The idea that guilt and innocence can be decided on the basis of argument is incompatible with a firmly rooted belief in honesty and integrity that does not permit lying. Retribution as an end in itself, and as an aim of society, becomes a meaningless notion in a value system which requires the reconciliation of an offender with the community and restitution for victims. The same contradictions between Aboriginal values and the dominant justice system result in a heavy burden being placed on Aboriginal accused, plaintiffs and witnesses who enter into the "white" justice system. Accusation and criticism giving adverse testimony , while required in the Canadian justice system, are precluded in an Aboriginal value system which makes every effort to avoid criticism and confrontation.
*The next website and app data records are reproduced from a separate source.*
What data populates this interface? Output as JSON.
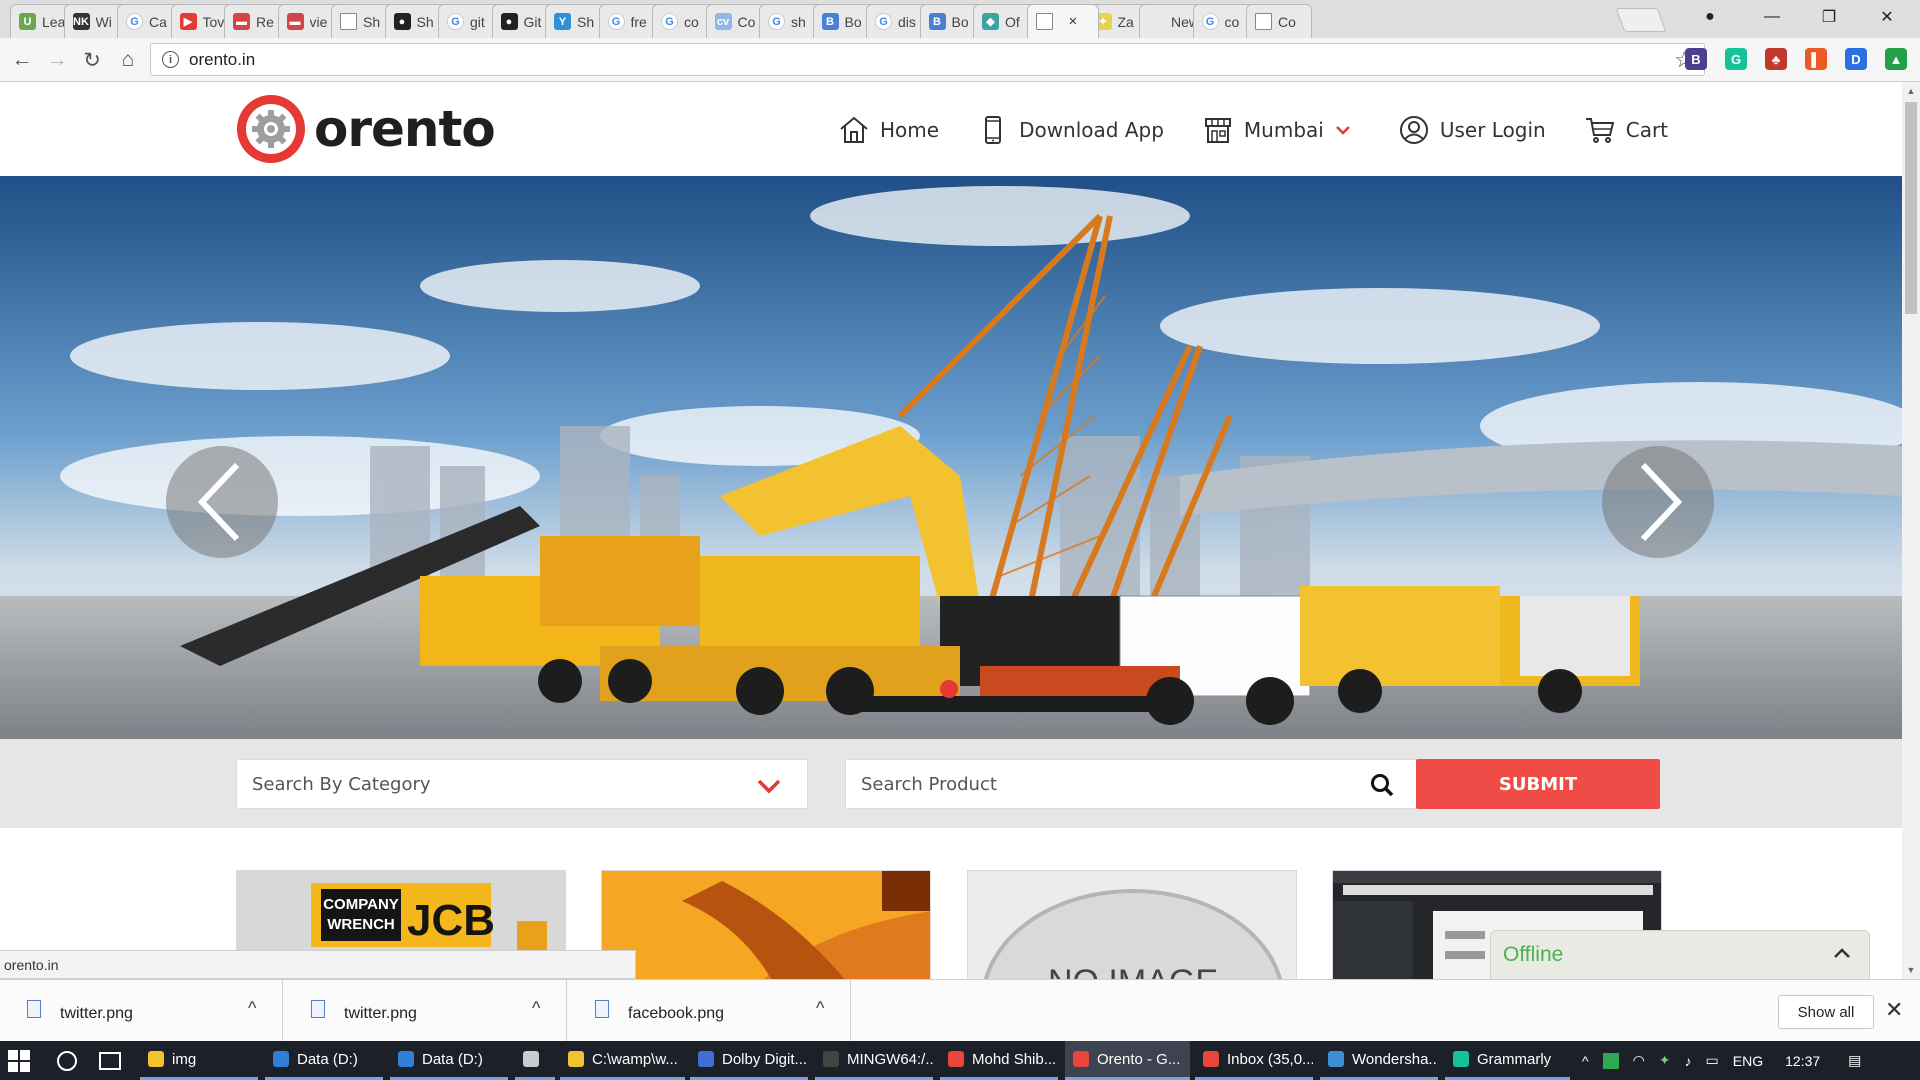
{
  "browser": {
    "tabs": [
      {
        "label": "Lea",
        "icon": "U",
        "color": "#6aa84f"
      },
      {
        "label": "Wi",
        "icon": "NK",
        "color": "#333333"
      },
      {
        "label": "Ca",
        "icon": "G",
        "color": "#ffffff",
        "google": true
      },
      {
        "label": "Tov",
        "icon": "▶",
        "color": "#e53935"
      },
      {
        "label": "Re",
        "icon": "▬",
        "color": "#d64545"
      },
      {
        "label": "vie",
        "icon": "▬",
        "color": "#d64545"
      },
      {
        "label": "Sh",
        "icon": "",
        "color": "#ffffff",
        "doc": true
      },
      {
        "label": "Sh",
        "icon": "●",
        "color": "#222222"
      },
      {
        "label": "git",
        "icon": "G",
        "color": "#ffffff",
        "google": true
      },
      {
        "label": "Git",
        "icon": "●",
        "color": "#222222"
      },
      {
        "label": "Sh",
        "icon": "Y",
        "color": "#2f8fd8"
      },
      {
        "label": "fre",
        "icon": "G",
        "color": "#ffffff",
        "google": true
      },
      {
        "label": "co",
        "icon": "G",
        "color": "#ffffff",
        "google": true
      },
      {
        "label": "Co",
        "icon": "cv",
        "color": "#8fb7e8"
      },
      {
        "label": "sh",
        "icon": "G",
        "color": "#ffffff",
        "google": true
      },
      {
        "label": "Bo",
        "icon": "B",
        "color": "#4a7fd4"
      },
      {
        "label": "dis",
        "icon": "G",
        "color": "#ffffff",
        "google": true
      },
      {
        "label": "Bo",
        "icon": "B",
        "color": "#4a7fd4"
      },
      {
        "label": "Of",
        "icon": "◆",
        "color": "#3aa3a3"
      },
      {
        "label": "",
        "icon": "",
        "color": "#ffffff",
        "doc": true,
        "active": true
      },
      {
        "label": "Za",
        "icon": "✦",
        "color": "#e8d34a"
      },
      {
        "label": "New Ta",
        "icon": "",
        "color": "#e9e9e9"
      },
      {
        "label": "co",
        "icon": "G",
        "color": "#ffffff",
        "google": true
      },
      {
        "label": "Co",
        "icon": "",
        "color": "#ffffff",
        "doc": true
      }
    ],
    "active_tab_close": "×",
    "window_controls": {
      "user": "●",
      "minimize": "—",
      "maximize": "❐",
      "close": "✕"
    },
    "nav": {
      "back": "←",
      "forward": "→",
      "reload": "↻",
      "home": "⌂"
    },
    "address": {
      "info": "i",
      "url": "orento.in",
      "bookmark": "☆"
    },
    "extensions": [
      {
        "label": "B",
        "color": "#4b3f8f"
      },
      {
        "label": "G",
        "color": "#15c39a"
      },
      {
        "label": "♣",
        "color": "#c0392b"
      },
      {
        "label": "▌",
        "color": "#eb5a24"
      },
      {
        "label": "D",
        "color": "#2c6fe0"
      },
      {
        "label": "▲",
        "color": "#24a148"
      }
    ]
  },
  "site": {
    "logo_text": "orento",
    "brand_color": "#e53935",
    "nav": {
      "home": "Home",
      "download": "Download App",
      "city": "Mumbai",
      "login": "User Login",
      "cart": "Cart"
    },
    "hero": {
      "prev": "‹",
      "next": "›"
    },
    "search": {
      "category_placeholder": "Search By Category",
      "product_placeholder": "Search Product",
      "submit": "SUBMIT"
    },
    "cards": [
      {
        "text_top": "COMPANY",
        "text_bottom": "WRENCH",
        "brand": "JCB"
      },
      {
        "text": ""
      },
      {
        "text": "NO IMAGE"
      },
      {
        "text": ""
      }
    ],
    "status_url": "orento.in",
    "chat": {
      "label": "Offline",
      "color": "#4caf50"
    }
  },
  "downloads": {
    "items": [
      "twitter.png",
      "twitter.png",
      "facebook.png"
    ],
    "caret": "^",
    "show_all": "Show all",
    "close": "✕"
  },
  "taskbar": {
    "apps": [
      {
        "label": "img",
        "color": "#f1c232"
      },
      {
        "label": "Data (D:)",
        "color": "#2f7fd8"
      },
      {
        "label": "Data (D:)",
        "color": "#2f7fd8"
      },
      {
        "label": "",
        "color": "#cccccc"
      },
      {
        "label": "C:\\wamp\\w...",
        "color": "#f1c232"
      },
      {
        "label": "Dolby Digit...",
        "color": "#3d6fd4"
      },
      {
        "label": "MINGW64:/...",
        "color": "#444444"
      },
      {
        "label": "Mohd Shib...",
        "color": "#e8453c"
      },
      {
        "label": "Orento - G...",
        "color": "#e8453c"
      },
      {
        "label": "Inbox (35,0...",
        "color": "#e8453c"
      },
      {
        "label": "Wondersha...",
        "color": "#3d8fd4"
      },
      {
        "label": "Grammarly",
        "color": "#15c39a"
      }
    ],
    "lang": "ENG",
    "time": "12:37"
  }
}
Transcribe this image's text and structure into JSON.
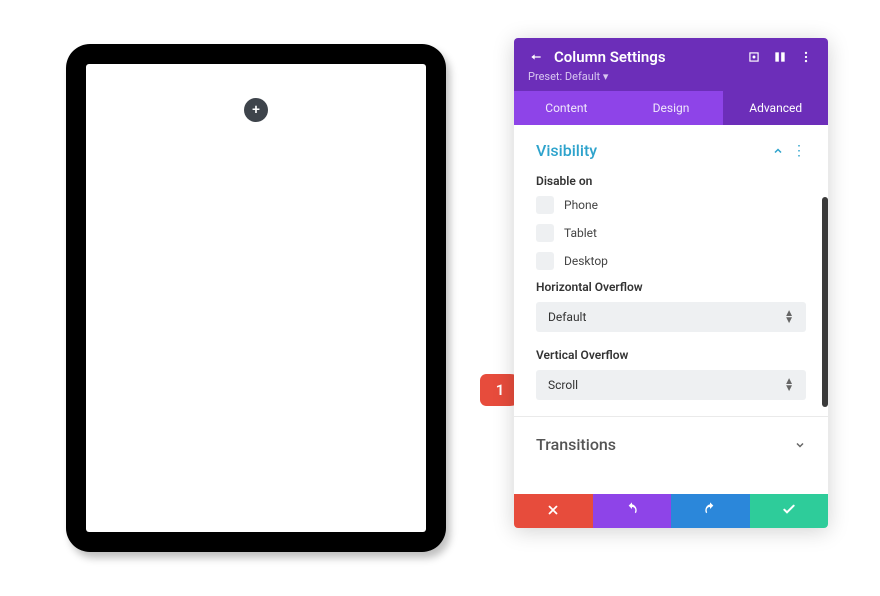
{
  "annotation": {
    "number": "1"
  },
  "panel": {
    "title": "Column Settings",
    "preset_label": "Preset: Default",
    "tabs": {
      "content": "Content",
      "design": "Design",
      "advanced": "Advanced"
    }
  },
  "visibility": {
    "title": "Visibility",
    "disable_on_label": "Disable on",
    "options": {
      "phone": "Phone",
      "tablet": "Tablet",
      "desktop": "Desktop"
    },
    "horizontal_overflow_label": "Horizontal Overflow",
    "horizontal_overflow_value": "Default",
    "vertical_overflow_label": "Vertical Overflow",
    "vertical_overflow_value": "Scroll"
  },
  "transitions": {
    "title": "Transitions"
  }
}
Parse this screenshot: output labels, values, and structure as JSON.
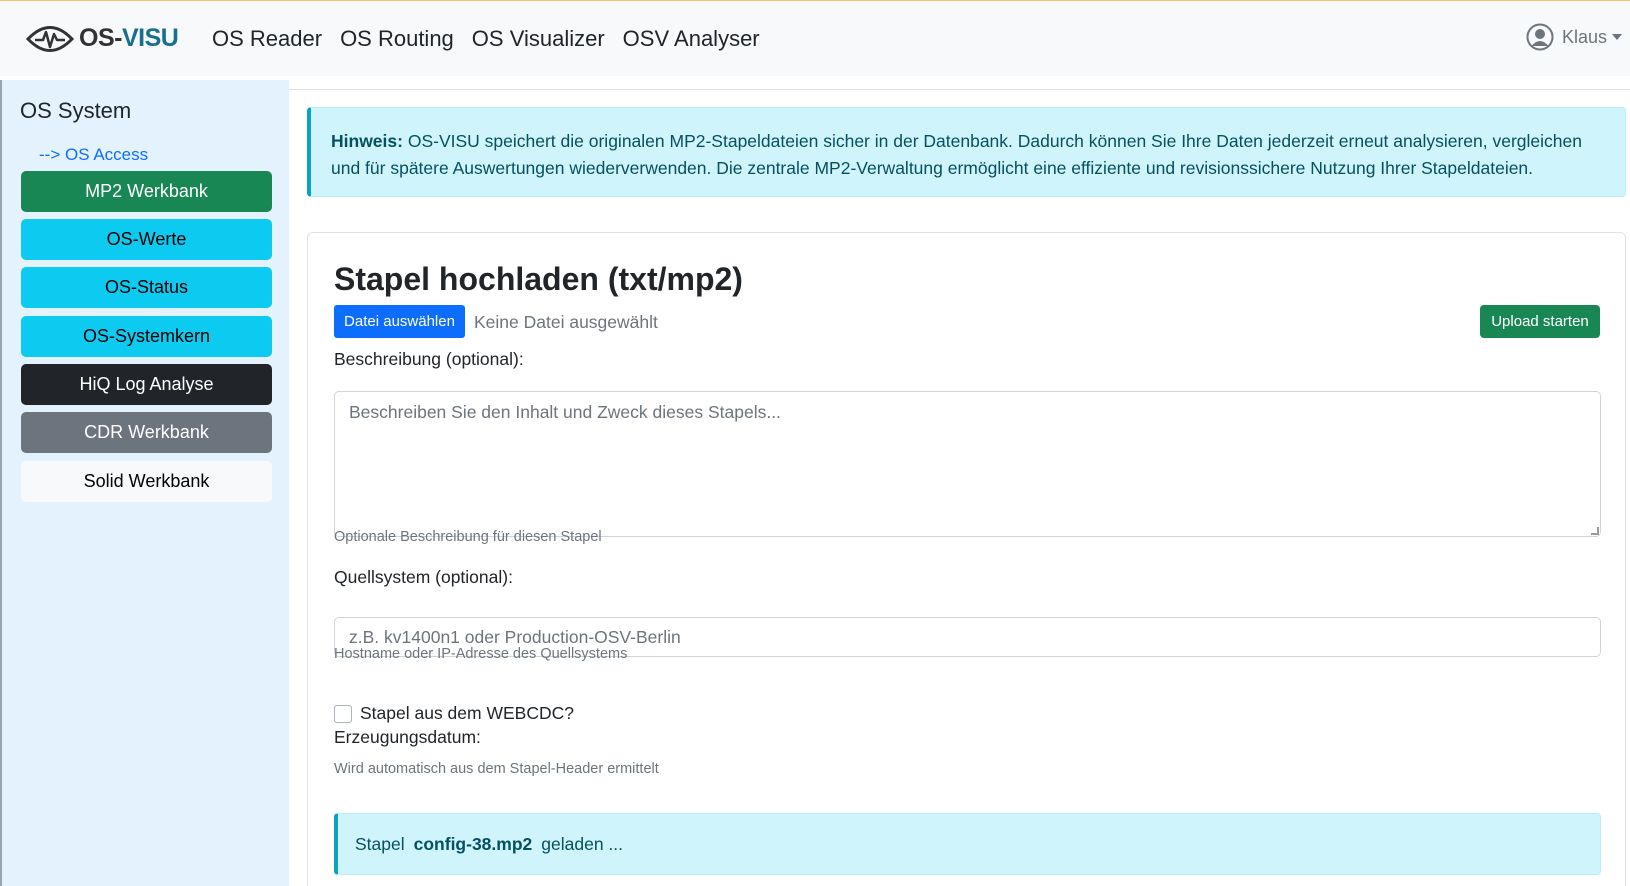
{
  "brand": {
    "name_prefix": "OS-",
    "name_suffix": "VISU"
  },
  "nav": {
    "items": [
      {
        "label": "OS Reader"
      },
      {
        "label": "OS Routing"
      },
      {
        "label": "OS Visualizer"
      },
      {
        "label": "OSV Analyser"
      }
    ],
    "user": "Klaus"
  },
  "sidebar": {
    "title": "OS System",
    "link": "--> OS Access",
    "buttons": [
      {
        "label": "MP2 Werkbank"
      },
      {
        "label": "OS-Werte"
      },
      {
        "label": "OS-Status"
      },
      {
        "label": "OS-Systemkern"
      },
      {
        "label": "HiQ Log Analyse"
      },
      {
        "label": "CDR Werkbank"
      },
      {
        "label": "Solid Werkbank"
      }
    ]
  },
  "notice": {
    "label": "Hinweis:",
    "text": "OS-VISU speichert die originalen MP2-Stapeldateien sicher in der Datenbank. Dadurch können Sie Ihre Daten jederzeit erneut analysieren, vergleichen und für spätere Auswertungen wiederverwenden. Die zentrale MP2-Verwaltung ermöglicht eine effiziente und revisionssichere Nutzung Ihrer Stapeldateien."
  },
  "upload": {
    "title": "Stapel hochladen (txt/mp2)",
    "file_button": "Datei auswählen",
    "file_status": "Keine Datei ausgewählt",
    "upload_button": "Upload starten",
    "description_label": "Beschreibung (optional):",
    "description_placeholder": "Beschreiben Sie den Inhalt und Zweck dieses Stapels...",
    "description_help": "Optionale Beschreibung für diesen Stapel",
    "source_label": "Quellsystem (optional):",
    "source_placeholder": "z.B. kv1400n1 oder Production-OSV-Berlin",
    "source_help": "Hostname oder IP-Adresse des Quellsystems",
    "webcdc_label": "Stapel aus dem WEBCDC?",
    "date_label": "Erzeugungsdatum:",
    "date_help": "Wird automatisch aus dem Stapel-Header ermittelt",
    "status_prefix": "Stapel",
    "status_file": "config-38.mp2",
    "status_suffix": "geladen ..."
  },
  "colors": {
    "primary": "#0d6efd",
    "success": "#198754",
    "info": "#0dcaf0",
    "dark": "#212529",
    "secondary": "#6c757d",
    "sidebar_bg": "#e3f2fd",
    "notice_bg": "#cff4fc"
  },
  "icons": [
    "brand-eye-pulse-icon",
    "user-circle-icon",
    "chevron-down-icon"
  ]
}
Plea-making is another area where the mechanics of the Canadian justice system are in conflict with Aboriginal cultural values.